Provided records —
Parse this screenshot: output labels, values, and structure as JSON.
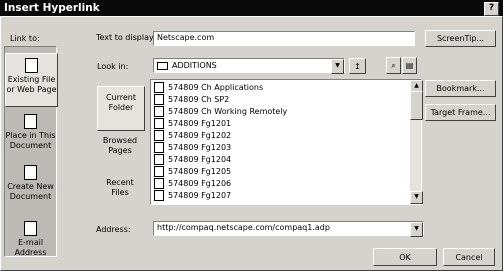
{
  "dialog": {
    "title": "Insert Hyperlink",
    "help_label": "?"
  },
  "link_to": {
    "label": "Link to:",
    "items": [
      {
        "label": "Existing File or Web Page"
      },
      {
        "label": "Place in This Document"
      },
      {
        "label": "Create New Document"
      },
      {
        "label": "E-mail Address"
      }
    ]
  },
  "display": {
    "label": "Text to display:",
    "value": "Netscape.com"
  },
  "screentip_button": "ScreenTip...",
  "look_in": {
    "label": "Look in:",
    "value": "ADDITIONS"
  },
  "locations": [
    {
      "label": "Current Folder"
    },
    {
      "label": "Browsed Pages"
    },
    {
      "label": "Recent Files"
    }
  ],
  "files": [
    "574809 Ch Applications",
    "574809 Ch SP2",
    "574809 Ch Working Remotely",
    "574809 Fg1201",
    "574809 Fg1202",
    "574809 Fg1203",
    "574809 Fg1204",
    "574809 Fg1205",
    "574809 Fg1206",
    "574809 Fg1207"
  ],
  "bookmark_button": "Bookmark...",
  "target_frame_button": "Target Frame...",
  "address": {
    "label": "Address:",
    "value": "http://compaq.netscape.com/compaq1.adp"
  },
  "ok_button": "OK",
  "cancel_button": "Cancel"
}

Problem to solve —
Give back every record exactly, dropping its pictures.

Written reply —
Parse this screenshot: output labels, values, and structure as JSON.
{
  "dialog": {
    "title": "Insert Hyperlink",
    "help_label": "?"
  },
  "link_to": {
    "label": "Link to:",
    "items": [
      {
        "label": "Existing File or Web Page"
      },
      {
        "label": "Place in This Document"
      },
      {
        "label": "Create New Document"
      },
      {
        "label": "E-mail Address"
      }
    ]
  },
  "display": {
    "label": "Text to display:",
    "value": "Netscape.com"
  },
  "screentip_button": "ScreenTip...",
  "look_in": {
    "label": "Look in:",
    "value": "ADDITIONS"
  },
  "locations": [
    {
      "label": "Current Folder"
    },
    {
      "label": "Browsed Pages"
    },
    {
      "label": "Recent Files"
    }
  ],
  "files": [
    "574809 Ch Applications",
    "574809 Ch SP2",
    "574809 Ch Working Remotely",
    "574809 Fg1201",
    "574809 Fg1202",
    "574809 Fg1203",
    "574809 Fg1204",
    "574809 Fg1205",
    "574809 Fg1206",
    "574809 Fg1207"
  ],
  "bookmark_button": "Bookmark...",
  "target_frame_button": "Target Frame...",
  "address": {
    "label": "Address:",
    "value": "http://compaq.netscape.com/compaq1.adp"
  },
  "ok_button": "OK",
  "cancel_button": "Cancel"
}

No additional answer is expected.